As her editor and book designer, I'm itchin' to get to work turning the manuscript into a pretty little book you can hold in your hands, because I know that the recipe tips, notes, and preparation lessons are going to be priceless. Brenda wants me to send a long a big Thank You to the recipe testers that volunteered in response to last month's invitation.
Here's a partial list of the recipes in the collection:
Beverages & Juices
Milks and Creams
Teas and Lemonade
Crackers / Pizza Crusts
Brenda couldn't resist pitching in a few last details of her own:
Last month I wrote about remineralizing my garden, and early results are in from this year's efforts. On the principle that a picture is worth a thousand words:
Loyal readers will remember that we mentioned CNN "Last Heart Attack" documentary by Dr Sanjay Gupta that featured President Bill Clinton. Michelle Pfeiffer, among others, was inspired by this piece, and has offered up an interview in support of her new found vegan diet on VegSource.com I don't want to push, but I am vegan for many reasons, and I do think it's worth considering. Without a script, Michelle isn't the best talker -- Michael, you'd cringe from all the ummms and dead air -- but it's a fair presentation.
VegSource.com also features my hero Dr. T Colin Campbell's rebuttal to a woman who's all about debunking his China Study. The whole controversy is too thick to review here and now -- got recipes to perfect! -- but for anyone looking for an interesting food dialogue, here's the link.

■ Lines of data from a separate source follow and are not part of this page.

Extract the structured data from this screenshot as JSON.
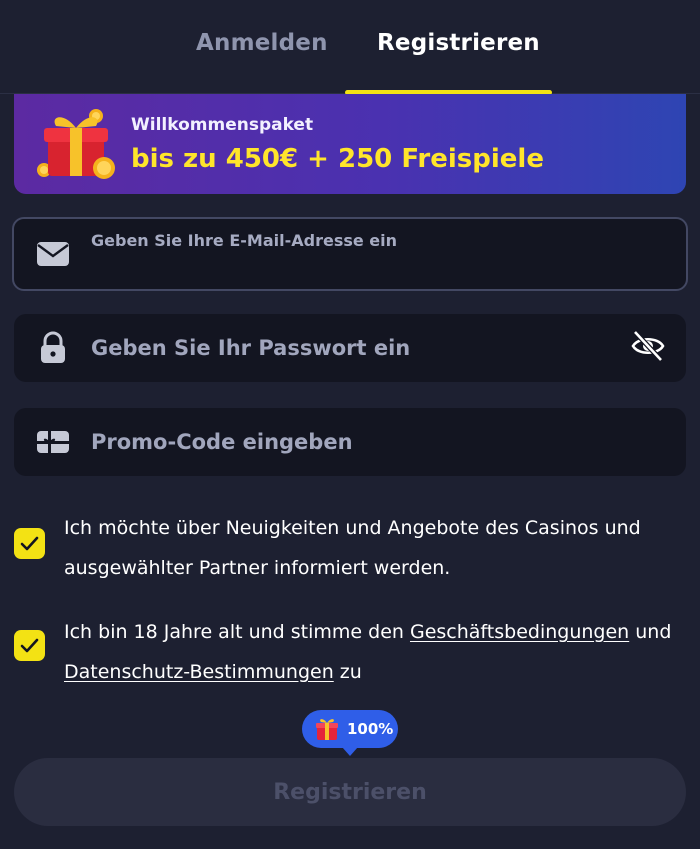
{
  "tabs": {
    "login_label": "Anmelden",
    "register_label": "Registrieren",
    "active": "register"
  },
  "banner": {
    "kicker": "Willkommenspaket",
    "headline": "bis zu 450€ + 250 Freispiele"
  },
  "form": {
    "email": {
      "label": "Geben Sie Ihre E-Mail-Adresse ein",
      "value": "",
      "icon": "envelope-icon"
    },
    "password": {
      "placeholder": "Geben Sie Ihr Passwort ein",
      "value": "",
      "icon": "lock-icon",
      "toggle_icon": "eye-slash-icon"
    },
    "promo": {
      "placeholder": "Promo-Code eingeben",
      "value": "",
      "icon": "gift-card-icon"
    }
  },
  "consents": {
    "newsletter": {
      "checked": true,
      "text": "Ich möchte über Neuigkeiten und Angebote des Casinos und ausgewählter Partner informiert werden."
    },
    "terms": {
      "checked": true,
      "text_before": "Ich bin 18 Jahre alt und stimme den ",
      "terms_link": "Geschäftsbedingungen",
      "text_middle": " und ",
      "privacy_link": "Datenschutz-Bestimmungen",
      "text_after": " zu"
    }
  },
  "progress": {
    "label": "100%",
    "value": 100,
    "icon": "gift-icon"
  },
  "submit": {
    "label": "Registrieren"
  },
  "colors": {
    "background": "#1d2031",
    "field_background": "#131521",
    "accent_yellow": "#f3e214",
    "headline_yellow": "#ffe52b",
    "badge_blue": "#2f5ee8",
    "banner_start": "#5c2aa2",
    "banner_end": "#2e45b3",
    "button_disabled": "#2a2d40"
  }
}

A competing website in the vegetarian scene, VegNews.com, has a great story following up on the Gupta / Clinton story. In a TV interview, the ex-president cited his second heart surgery as a major wake up call, and adds, "Getting rid of the dairy was great, getting rid of the meat . . . I just don't miss it."

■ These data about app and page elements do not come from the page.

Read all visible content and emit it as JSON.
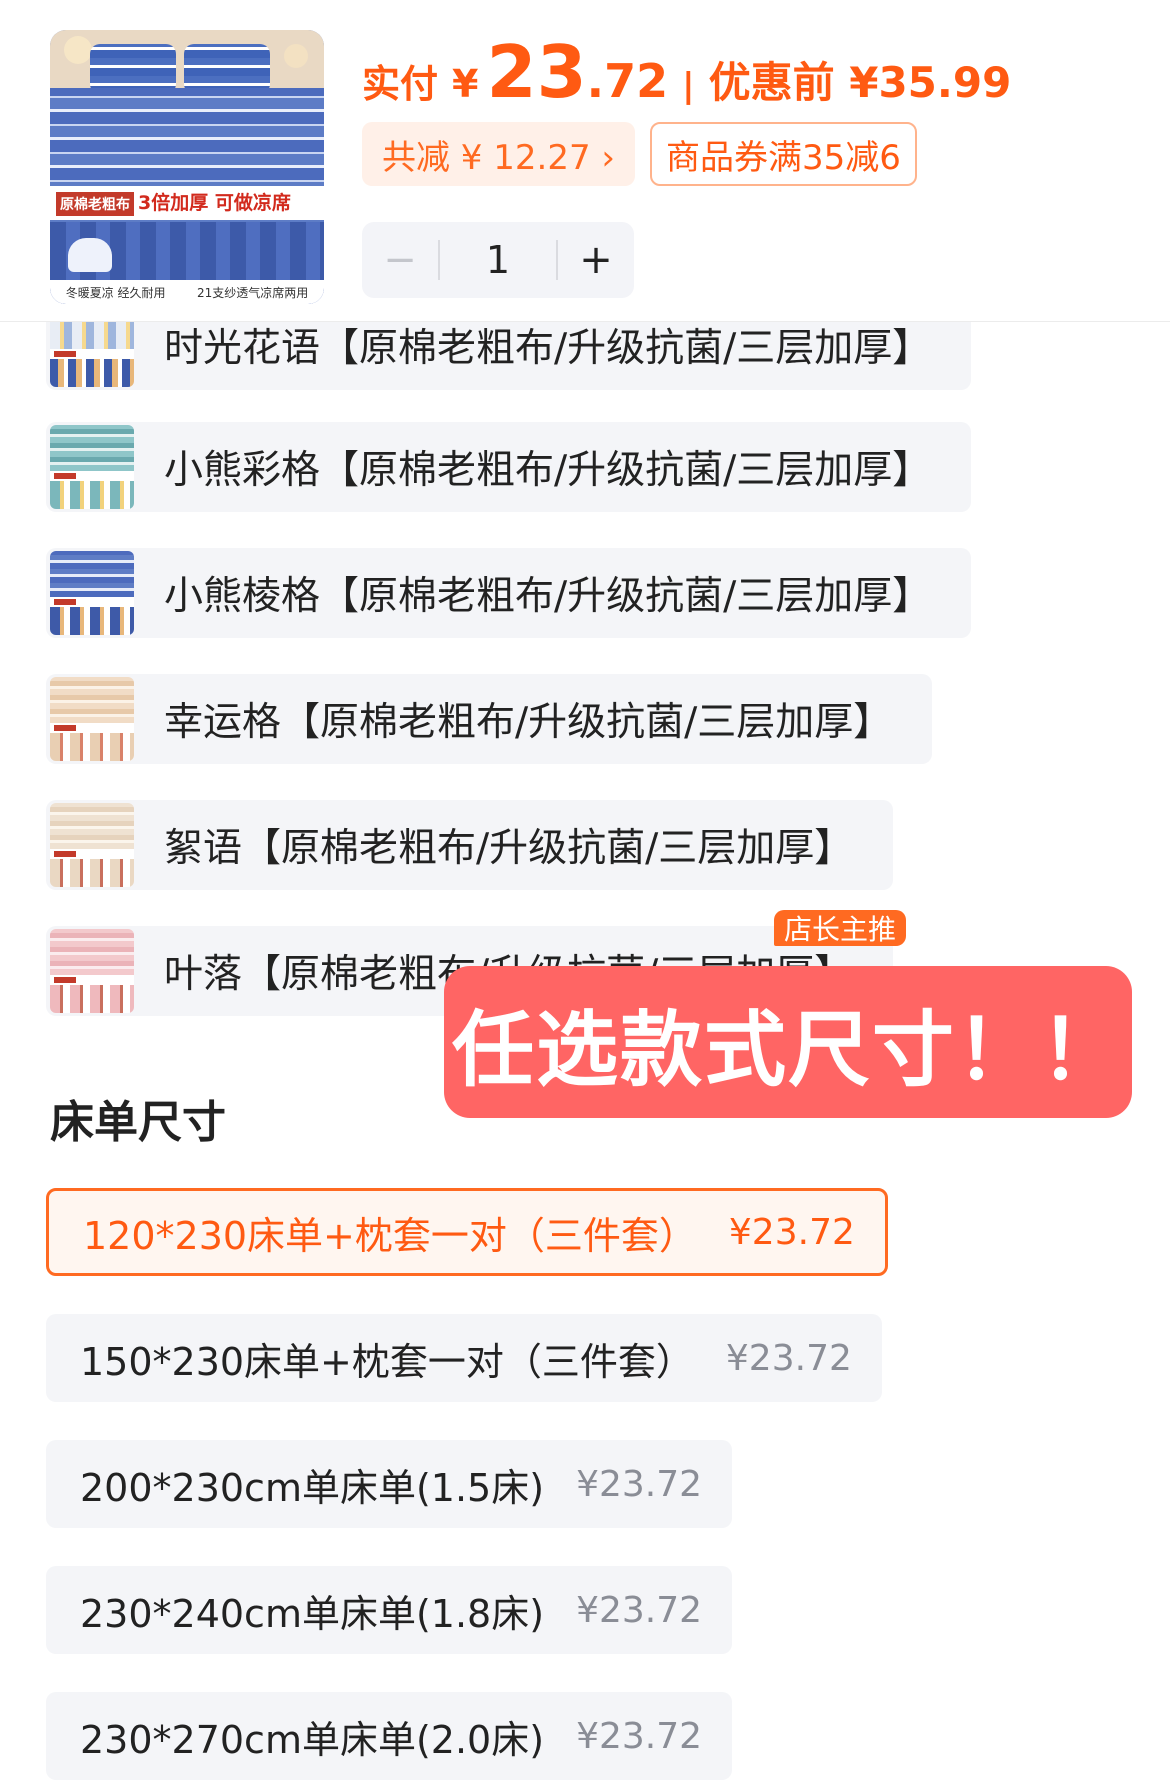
{
  "header": {
    "thumbnail_caption_left": "原棉老粗布",
    "thumbnail_caption_right": "3倍加厚 可做凉席",
    "thumbnail_footer_left": "冬暖夏凉 经久耐用",
    "thumbnail_footer_right": "21支纱透气凉席两用",
    "paid_label": "实付",
    "currency": "¥",
    "price_int": "23",
    "price_dec": ".72",
    "separator": "|",
    "original_price": "优惠前 ¥35.99",
    "discount_chip": "共减 ¥ 12.27 ›",
    "coupon_chip": "商品券满35减6",
    "quantity": {
      "minus": "−",
      "value": "1",
      "plus": "+"
    }
  },
  "styles": {
    "items": [
      {
        "label": "时光花语【原棉老粗布/升级抗菌/三层加厚】"
      },
      {
        "label": "小熊彩格【原棉老粗布/升级抗菌/三层加厚】"
      },
      {
        "label": "小熊棱格【原棉老粗布/升级抗菌/三层加厚】"
      },
      {
        "label": "幸运格【原棉老粗布/升级抗菌/三层加厚】"
      },
      {
        "label": "絮语【原棉老粗布/升级抗菌/三层加厚】"
      },
      {
        "label": "叶落【原棉老粗布/升级抗菌/三层加厚】"
      }
    ],
    "hot_badge": "店长主推"
  },
  "overlay_banner": "任选款式尺寸！！",
  "sizes": {
    "title": "床单尺寸",
    "items": [
      {
        "name": "120*230床单+枕套一对（三件套）",
        "price": "¥23.72"
      },
      {
        "name": "150*230床单+枕套一对（三件套）",
        "price": "¥23.72"
      },
      {
        "name": "200*230cm单床单(1.5床)",
        "price": "¥23.72"
      },
      {
        "name": "230*240cm单床单(1.8床)",
        "price": "¥23.72"
      },
      {
        "name": "230*270cm单床单(2.0床)",
        "price": "¥23.72"
      }
    ],
    "selected_index": 0
  },
  "colors": {
    "accent": "#ff5a12",
    "banner": "#ff6564",
    "chip_bg": "#fff0e8",
    "option_bg": "#f4f5f8"
  }
}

I'm looking forward to Raw on the Rawk, the Raw Living Food Festival on Salt Spring Island, near Vancouver, British Columbia, August 10-12. The sponsors of the festival are opening the Rawsome Living Foods Café and Juice Bar on June 23rd, and that's where my classes are scheduled to take place. Getting there involves some ferrying and other unusual methods of transport, so if you want to go, make your plans soon.
Lunch in Lydia's Garden, 2010

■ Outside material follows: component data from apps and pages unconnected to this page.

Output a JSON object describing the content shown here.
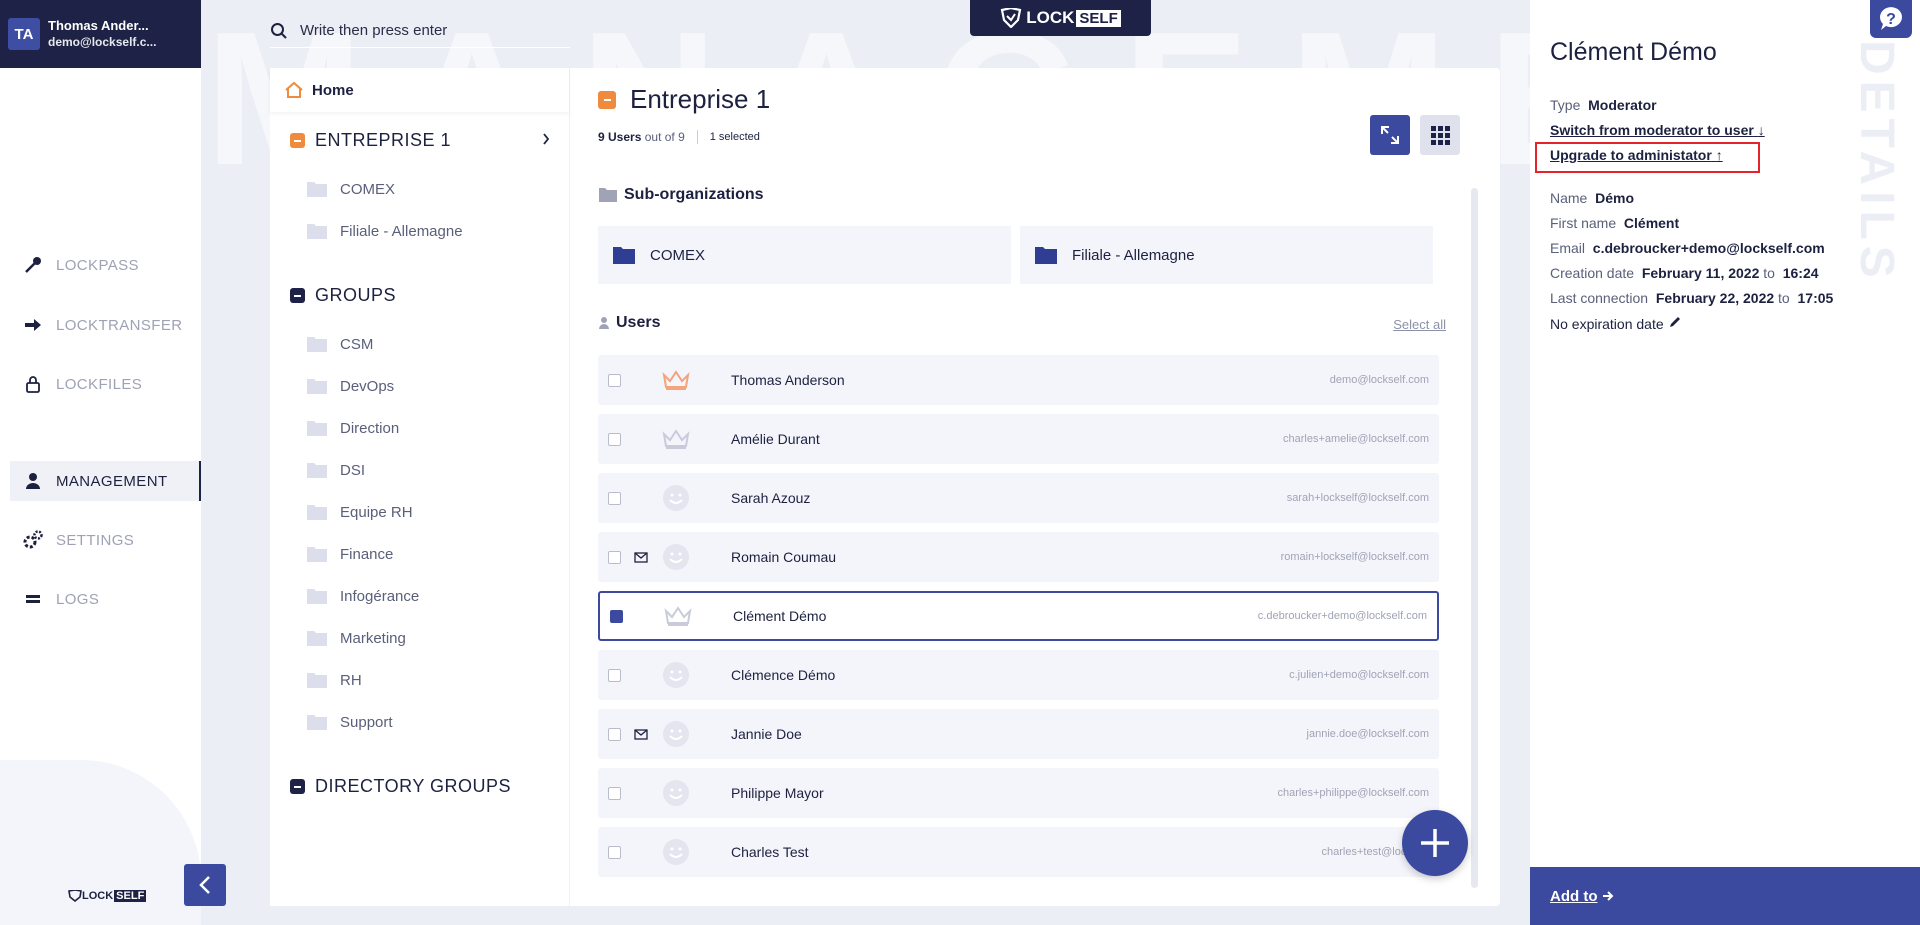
{
  "user": {
    "initials": "TA",
    "name": "Thomas Ander...",
    "email": "demo@lockself.c..."
  },
  "nav": [
    {
      "label": "LOCKPASS",
      "icon": "lockpass-icon"
    },
    {
      "label": "LOCKTRANSFER",
      "icon": "arrow-right-icon"
    },
    {
      "label": "LOCKFILES",
      "icon": "lock-icon"
    },
    {
      "label": "MANAGEMENT",
      "icon": "person-icon",
      "active": true
    },
    {
      "label": "SETTINGS",
      "icon": "gears-icon"
    },
    {
      "label": "LOGS",
      "icon": "logs-icon"
    }
  ],
  "brand": {
    "lock": "LOCK",
    "self": "SELF"
  },
  "background_word": "MANAGEMENT",
  "search": {
    "placeholder": "Write then press enter"
  },
  "tree": {
    "home": "Home",
    "entreprise": "ENTREPRISE 1",
    "entreprise_children": [
      "COMEX",
      "Filiale - Allemagne"
    ],
    "groups_title": "GROUPS",
    "groups": [
      "CSM",
      "DevOps",
      "Direction",
      "DSI",
      "Equipe RH",
      "Finance",
      "Infogérance",
      "Marketing",
      "RH",
      "Support"
    ],
    "directory_groups": "DIRECTORY GROUPS"
  },
  "content": {
    "title": "Entreprise 1",
    "users_count": "9 Users",
    "out_of": "out of 9",
    "selected": "1 selected",
    "suborg_title": "Sub-organizations",
    "suborgs": [
      "COMEX",
      "Filiale - Allemagne"
    ],
    "users_title": "Users",
    "select_all": "Select all",
    "users": [
      {
        "name": "Thomas Anderson",
        "email": "demo@lockself.com",
        "role": "admin",
        "mail": false,
        "checked": false
      },
      {
        "name": "Amélie Durant",
        "email": "charles+amelie@lockself.com",
        "role": "moderator",
        "mail": false,
        "checked": false
      },
      {
        "name": "Sarah Azouz",
        "email": "sarah+lockself@lockself.com",
        "role": "user",
        "mail": false,
        "checked": false
      },
      {
        "name": "Romain Coumau",
        "email": "romain+lockself@lockself.com",
        "role": "user",
        "mail": true,
        "checked": false
      },
      {
        "name": "Clément Démo",
        "email": "c.debroucker+demo@lockself.com",
        "role": "moderator",
        "mail": false,
        "checked": true
      },
      {
        "name": "Clémence Démo",
        "email": "c.julien+demo@lockself.com",
        "role": "user",
        "mail": false,
        "checked": false
      },
      {
        "name": "Jannie Doe",
        "email": "jannie.doe@lockself.com",
        "role": "user",
        "mail": true,
        "checked": false
      },
      {
        "name": "Philippe Mayor",
        "email": "charles+philippe@lockself.com",
        "role": "user",
        "mail": false,
        "checked": false
      },
      {
        "name": "Charles Test",
        "email": "charles+test@lockself",
        "role": "user",
        "mail": false,
        "checked": false
      }
    ]
  },
  "details": {
    "watermark": "DETAILS",
    "title": "Clément Démo",
    "type_label": "Type",
    "type_value": "Moderator",
    "switch_link": "Switch from moderator to user",
    "upgrade_link": "Upgrade to administator",
    "name_label": "Name",
    "name_value": "Démo",
    "first_name_label": "First name",
    "first_name_value": "Clément",
    "email_label": "Email",
    "email_value": "c.debroucker+demo@lockself.com",
    "creation_label": "Creation date",
    "creation_date": "February 11, 2022",
    "creation_to": "to",
    "creation_time": "16:24",
    "last_label": "Last connection",
    "last_date": "February 22, 2022",
    "last_to": "to",
    "last_time": "17:05",
    "expiration": "No expiration date",
    "add_to": "Add to"
  },
  "colors": {
    "navy": "#1d2246",
    "accent": "#3b4a9f",
    "orange": "#f08a3c",
    "highlight": "#e3242b"
  }
}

Big news flash! Last July I did a story on Lydia's opening her Petaluma location. Lyudia has just announced her decision to close her original locale in Fairfax. Too sad -- it's such a cute funky place, longtime part of that downtown community, where she's operated for many years. She hosted a lovely luncheon for my Japanese Living Beauty group in 2010. Anyway, she's announced a big closing party for June 16th, and the Fairfax doors close at the end of the month. I'll be headed down to the Fairfax location soon for one last visit, makes me sad. Ahhh, change.
I know that this decision reflects the better facilities in Petaluma -- the new kitchen is HUGE -- and she is undoubtedly touching some mainstream lives at the new place, located in an office park just off Highway 101. Lydia's place in the Sunflower Center, 1435 North McDowell Road, is open every day all day and into the evenings with local speakers, programs, yoga and music. Quite a different vibe than Fairfax, and undoubtedly a good business move for her.
Ahh summer, a season I'm partial to. The season is off to such a great early start this year -- my favorite color, green, everywhere.
Thank you for reading. I appreciate your continued support and interest in my work. I'm too excited to bring the More than A Nut Milk Bag Project to its next step to be out of the kitchen. Back I go for more play and tasting.